Note each line in the data below that holds "file", and copy it.

▶ **Source records**
*** Block opens ***

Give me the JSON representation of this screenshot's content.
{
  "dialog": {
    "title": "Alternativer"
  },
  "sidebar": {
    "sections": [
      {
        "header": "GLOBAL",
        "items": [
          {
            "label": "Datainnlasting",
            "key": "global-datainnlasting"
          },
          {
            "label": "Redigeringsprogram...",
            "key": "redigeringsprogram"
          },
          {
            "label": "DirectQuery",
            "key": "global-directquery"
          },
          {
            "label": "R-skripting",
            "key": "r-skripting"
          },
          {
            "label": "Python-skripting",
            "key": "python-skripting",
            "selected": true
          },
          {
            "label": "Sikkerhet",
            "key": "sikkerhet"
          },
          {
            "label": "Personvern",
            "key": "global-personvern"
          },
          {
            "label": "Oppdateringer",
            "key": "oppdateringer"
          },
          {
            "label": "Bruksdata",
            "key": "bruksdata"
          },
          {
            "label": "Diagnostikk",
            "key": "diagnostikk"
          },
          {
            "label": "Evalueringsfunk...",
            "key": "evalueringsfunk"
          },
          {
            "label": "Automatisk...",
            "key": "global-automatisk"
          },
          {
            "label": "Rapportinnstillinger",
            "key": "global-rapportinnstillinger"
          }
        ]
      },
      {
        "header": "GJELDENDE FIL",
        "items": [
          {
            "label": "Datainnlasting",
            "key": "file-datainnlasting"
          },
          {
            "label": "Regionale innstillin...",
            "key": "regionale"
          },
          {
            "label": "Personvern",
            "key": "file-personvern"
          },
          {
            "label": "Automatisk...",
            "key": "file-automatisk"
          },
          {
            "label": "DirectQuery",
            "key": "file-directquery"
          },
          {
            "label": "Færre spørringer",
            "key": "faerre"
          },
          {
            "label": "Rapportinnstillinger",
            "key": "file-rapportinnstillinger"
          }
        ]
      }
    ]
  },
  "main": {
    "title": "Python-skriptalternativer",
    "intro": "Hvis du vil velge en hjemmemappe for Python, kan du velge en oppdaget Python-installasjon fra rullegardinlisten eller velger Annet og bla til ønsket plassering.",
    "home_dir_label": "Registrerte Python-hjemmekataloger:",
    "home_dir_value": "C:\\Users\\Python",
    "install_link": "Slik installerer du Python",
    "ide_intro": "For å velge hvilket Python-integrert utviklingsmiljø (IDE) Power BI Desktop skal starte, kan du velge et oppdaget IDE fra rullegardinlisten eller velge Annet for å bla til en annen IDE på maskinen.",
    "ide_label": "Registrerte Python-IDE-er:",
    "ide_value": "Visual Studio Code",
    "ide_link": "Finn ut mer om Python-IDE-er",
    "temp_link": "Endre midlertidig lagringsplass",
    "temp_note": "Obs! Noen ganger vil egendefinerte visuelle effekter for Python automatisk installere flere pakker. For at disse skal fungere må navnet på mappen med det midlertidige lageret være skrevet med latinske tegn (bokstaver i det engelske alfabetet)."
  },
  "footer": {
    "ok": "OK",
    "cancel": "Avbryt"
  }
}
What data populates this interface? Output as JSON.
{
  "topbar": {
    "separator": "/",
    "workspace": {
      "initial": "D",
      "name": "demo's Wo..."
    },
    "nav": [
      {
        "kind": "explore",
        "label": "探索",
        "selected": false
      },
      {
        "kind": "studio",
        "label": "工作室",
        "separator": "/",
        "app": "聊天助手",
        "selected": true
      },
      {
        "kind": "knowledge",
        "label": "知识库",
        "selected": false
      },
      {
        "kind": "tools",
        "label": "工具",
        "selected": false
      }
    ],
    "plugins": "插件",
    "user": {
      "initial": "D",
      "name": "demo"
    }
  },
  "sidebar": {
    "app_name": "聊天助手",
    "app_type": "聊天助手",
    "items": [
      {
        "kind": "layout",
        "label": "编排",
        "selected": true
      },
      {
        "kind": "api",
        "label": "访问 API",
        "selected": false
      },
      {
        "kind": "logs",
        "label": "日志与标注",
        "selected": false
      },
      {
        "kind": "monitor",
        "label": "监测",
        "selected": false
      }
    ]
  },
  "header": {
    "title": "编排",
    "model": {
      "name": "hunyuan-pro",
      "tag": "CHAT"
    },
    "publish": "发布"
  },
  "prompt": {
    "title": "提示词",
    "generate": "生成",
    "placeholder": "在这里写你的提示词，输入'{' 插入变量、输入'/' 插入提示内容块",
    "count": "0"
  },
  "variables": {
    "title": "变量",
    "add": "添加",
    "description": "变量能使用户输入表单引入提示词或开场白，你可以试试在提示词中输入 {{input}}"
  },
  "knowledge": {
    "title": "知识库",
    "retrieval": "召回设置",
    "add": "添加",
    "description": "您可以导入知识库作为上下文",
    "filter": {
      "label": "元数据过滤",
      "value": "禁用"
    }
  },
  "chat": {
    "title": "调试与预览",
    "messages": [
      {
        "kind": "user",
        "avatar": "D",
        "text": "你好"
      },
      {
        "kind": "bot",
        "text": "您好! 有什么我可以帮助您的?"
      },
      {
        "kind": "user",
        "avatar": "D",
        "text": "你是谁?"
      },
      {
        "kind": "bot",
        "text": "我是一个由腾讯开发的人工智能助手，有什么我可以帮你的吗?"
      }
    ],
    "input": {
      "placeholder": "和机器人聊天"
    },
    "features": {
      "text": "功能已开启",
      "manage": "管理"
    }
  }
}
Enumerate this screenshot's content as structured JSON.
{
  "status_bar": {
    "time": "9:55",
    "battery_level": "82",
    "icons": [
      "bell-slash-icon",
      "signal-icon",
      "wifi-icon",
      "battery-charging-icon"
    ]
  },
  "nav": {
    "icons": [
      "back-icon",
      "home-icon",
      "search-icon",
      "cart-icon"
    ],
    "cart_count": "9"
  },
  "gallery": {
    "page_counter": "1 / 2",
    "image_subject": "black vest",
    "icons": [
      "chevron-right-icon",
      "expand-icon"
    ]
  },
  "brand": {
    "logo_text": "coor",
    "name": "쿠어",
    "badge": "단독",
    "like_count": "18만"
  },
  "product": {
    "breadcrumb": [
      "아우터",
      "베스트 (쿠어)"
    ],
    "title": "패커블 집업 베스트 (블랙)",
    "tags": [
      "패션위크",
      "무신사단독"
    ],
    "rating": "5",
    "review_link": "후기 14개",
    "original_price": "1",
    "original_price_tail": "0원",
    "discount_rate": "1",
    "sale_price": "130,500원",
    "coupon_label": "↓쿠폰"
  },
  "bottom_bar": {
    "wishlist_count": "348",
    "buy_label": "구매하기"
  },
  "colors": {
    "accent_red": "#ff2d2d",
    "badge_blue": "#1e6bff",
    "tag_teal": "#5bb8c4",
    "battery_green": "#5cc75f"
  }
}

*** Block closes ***

▶ **Output for this task**
            "key": "file-datainnlasting"
            "key": "file-personvern"
            "key": "file-automatisk"
            "key": "file-directquery"
            "key": "file-rapportinnstillinger"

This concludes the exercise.